What’s beneath wingnut hysteria is not just racial hatred but a sense of racial/nativist entitlement. They are obsessed with the idea that progressivism means taking something away from them and giving it to people who are undeserving (i.e., not white, especially not native-born white).
Having come from a working-class white background myself, I can’t tell you how many people I’ve met in my life who were neither wealthy nor especially industrious, and who were invested with the usual number of faults and moral weaknesses, but who saw themselves as being uncommonly hard-working and virtuous because they were white people with jobs. Such people deny their own vulnerabilities — economic catastrophe couldn’t happen to them — and somehow identify with the self-interests of people who are far more wealthy and insulated than they are. Hence, working people without health insurance somehow are persuaded to oppose health care reform.
(Sign at Saturday’s 9/12 demonstration: “I work hard so Obama voters don’t have to.”)
Odds are that some minority of Saturday’s 9/12 crowd have no health insurance themselves. They are, in effect, choosing to do without decent health care for themselves than to share a benefit with the Other. They are disproportionately and irrationally obsessed with the issue of illegal immigrants getting a taxpayer-funded benefit, and they would rather sacrifice cost-effectiveness than begrudge so much as an aspirin to a migrant worker. As I wrote recently, we Americans are spiting ourselves to death.

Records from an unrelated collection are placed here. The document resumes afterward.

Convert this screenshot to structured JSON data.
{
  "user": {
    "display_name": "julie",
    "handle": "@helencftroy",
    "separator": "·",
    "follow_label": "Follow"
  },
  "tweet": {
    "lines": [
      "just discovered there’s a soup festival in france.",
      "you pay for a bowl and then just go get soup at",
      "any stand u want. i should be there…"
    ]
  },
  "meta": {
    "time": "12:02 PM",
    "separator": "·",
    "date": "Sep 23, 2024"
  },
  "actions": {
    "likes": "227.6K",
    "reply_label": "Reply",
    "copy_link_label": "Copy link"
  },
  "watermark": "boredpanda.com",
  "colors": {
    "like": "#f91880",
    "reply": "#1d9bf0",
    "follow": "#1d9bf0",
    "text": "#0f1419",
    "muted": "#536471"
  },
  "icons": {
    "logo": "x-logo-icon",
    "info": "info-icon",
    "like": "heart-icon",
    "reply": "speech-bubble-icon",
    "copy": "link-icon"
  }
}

So the Randbots and the 9/12ers view the world in different ways, but they’ve come together in lunatic solidarity nonetheless.

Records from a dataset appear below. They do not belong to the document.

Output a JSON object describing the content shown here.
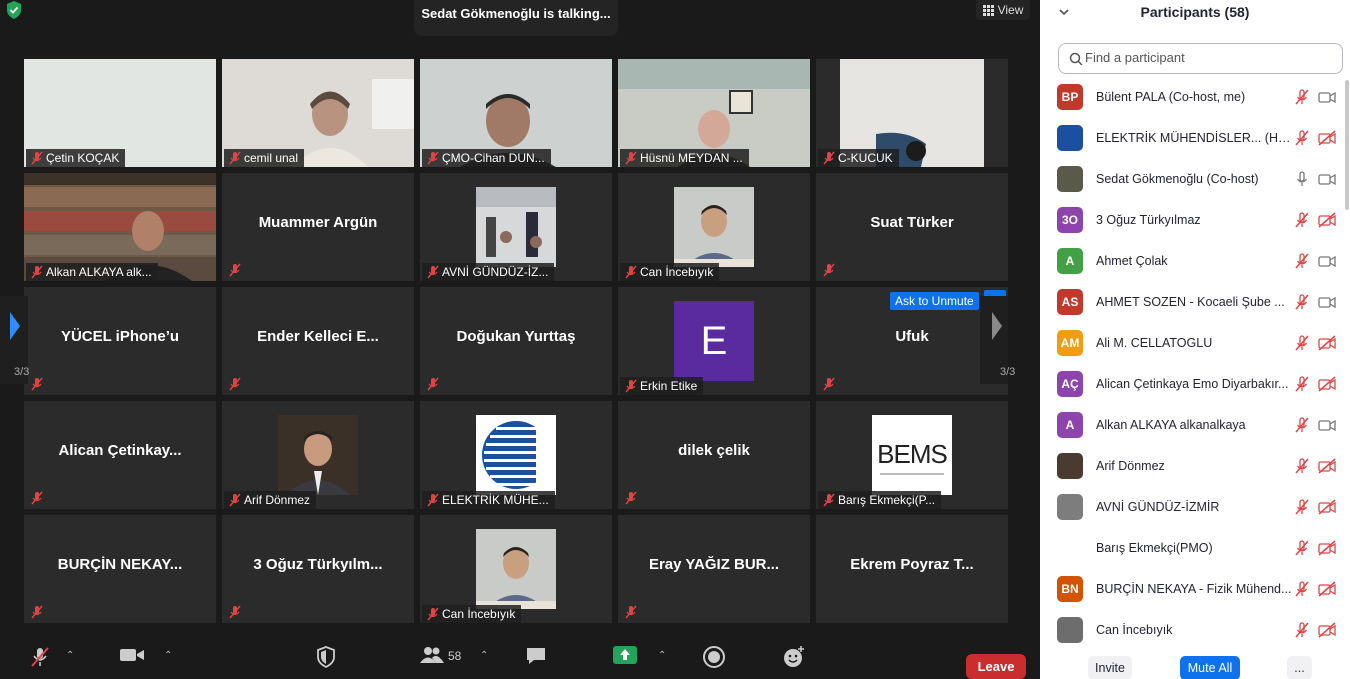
{
  "meeting": {
    "talking_banner": "Sedat Gökmenoğlu is talking...",
    "view_label": "View",
    "page_left": "3/3",
    "page_right": "3/3",
    "unmute_tip": "Ask to Unmute"
  },
  "tiles": {
    "t1": "Çetin KOÇAK",
    "t2": "cemil unal",
    "t3": "ÇMO-Cihan DUN...",
    "t4": "Hüsnü MEYDAN ...",
    "t5": "C-KUCUK",
    "t6": "Alkan ALKAYA alk...",
    "t7": "Muammer Argün",
    "t8": "AVNİ GÜNDÜZ-İZ...",
    "t9": "Can İncebıyık",
    "t10": "Suat Türker",
    "t11": "YÜCEL iPhone’u",
    "t12": "Ender Kelleci E...",
    "t13": "Doğukan Yurttaş",
    "t14_letter": "E",
    "t14": "Erkin Etike",
    "t15": "Ufuk",
    "t16": "Alican Çetinkay...",
    "t17": "Arif Dönmez",
    "t18": "ELEKTRİK MÜHE...",
    "t19": "dilek çelik",
    "t20": "Barış Ekmekçi(P...",
    "t21": "BURÇİN NEKAY...",
    "t22": "3 Oğuz Türkyılm...",
    "t23": "Can İncebıyık",
    "t24": "Eray YAĞIZ BUR...",
    "t25": "Ekrem Poyraz T..."
  },
  "bems_logo": "BEMS",
  "toolbar": {
    "participants_count": "58",
    "leave": "Leave"
  },
  "panel": {
    "title": "Participants (58)",
    "search_placeholder": "Find a participant",
    "participants": [
      {
        "initials": "BP",
        "name": "Bülent PALA (Co-host, me)",
        "color": "#c0392b"
      },
      {
        "initials": "",
        "name": "ELEKTRİK MÜHENDİSLER... (Host)",
        "color": "#1b4fa0"
      },
      {
        "initials": "",
        "name": "Sedat Gökmenoğlu (Co-host)",
        "color": "#5a5a4a"
      },
      {
        "initials": "3O",
        "name": "3 Oğuz Türkyılmaz",
        "color": "#8e44ad"
      },
      {
        "initials": "A",
        "name": "Ahmet Çolak",
        "color": "#43a047"
      },
      {
        "initials": "AS",
        "name": "AHMET SOZEN - Kocaeli Şube ...",
        "color": "#c0392b"
      },
      {
        "initials": "AM",
        "name": "Ali M. CELLATOGLU",
        "color": "#f39c12"
      },
      {
        "initials": "AÇ",
        "name": "Alican Çetinkaya Emo Diyarbakır...",
        "color": "#8e44ad"
      },
      {
        "initials": "A",
        "name": "Alkan ALKAYA alkanalkaya",
        "color": "#8e44ad"
      },
      {
        "initials": "",
        "name": "Arif Dönmez",
        "color": "#4a3a30"
      },
      {
        "initials": "",
        "name": "AVNİ GÜNDÜZ-İZMİR",
        "color": "#7d7d7d"
      },
      {
        "initials": "",
        "name": "Barış Ekmekçi(PMO)",
        "color": "#ffffff"
      },
      {
        "initials": "BN",
        "name": "BURÇİN NEKAYA - Fizik Mühend...",
        "color": "#d35400"
      },
      {
        "initials": "",
        "name": "Can İncebıyık",
        "color": "#6d6d6d"
      }
    ],
    "invite": "Invite",
    "mute_all": "Mute All",
    "more": "..."
  }
}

This toxic compound is all the more dangerous because it is funded by powerful corporate and media elites. Hendrik Hertzberg writes,
This sort of lunatic paranoiaâ€”touched with populism, nativism, racism, and anti-intellectualismâ€”has long been a feature of the fringe, especially during times of economic bewilderment. What is different now is the evolution of a new political organism, with paranoia as its animating principle. The town-meeting shouters may be the organismâ€™s hands and feet, but its heartâ€”also, Heaven help us, its brainâ€”is a â€œconservativeâ€ media alliance built around talk radio and cable television, especially Fox News. The protesters do not look to politicians for leadership. They look to niche media figures like Rush Limbaugh, Sean Hannity, Glenn Beck, Michael Savage, and their scores of clones behind local and national microphones. Because these figures have no responsibilities, they cannot disappoint. Their sneers may be false and hatefulâ€”they all routinely liken the President and the â€œDemocrat Partyâ€ to murderous totalitariansâ€”but they are employed by large, nominally respectable corporations and supported by national advertisers, lending them a considerable measure of institutional prestige. The dominant wing of the Republican Party is increasingly an appendage of the organismâ€”the tail, you might say, though it seems to wag more often from fear than from happiness. Many Republican officeholders, even some reputed moderates like Senator Chuck Grassley, of Iowa, have obediently echoed the foul nonsense.
Our national forefathers vowed to create “a more perfect Union,” but we have never really overcome the divisions of race and class that have plagued us from the beginning. I’d like to close by pointing out that Canada is at least as racially diverse as the U.S., yet Canadians seem able to govern themselves sanely. In the Washington Post, Jonathan Malloy argues that what makes the difference between the U.S. and Canada is that the two nations are operating under different national myths. “Canadians, who have a highly fragile and internationally ignored national identity, understand instinctively that health care says a lot about a country’s heart and its understanding of itself,” Malloy writes.
I fear our country’s heart is a cold one, and if it’s heart doesn’t warm up soon the U.S. is destined for a long and steep decline.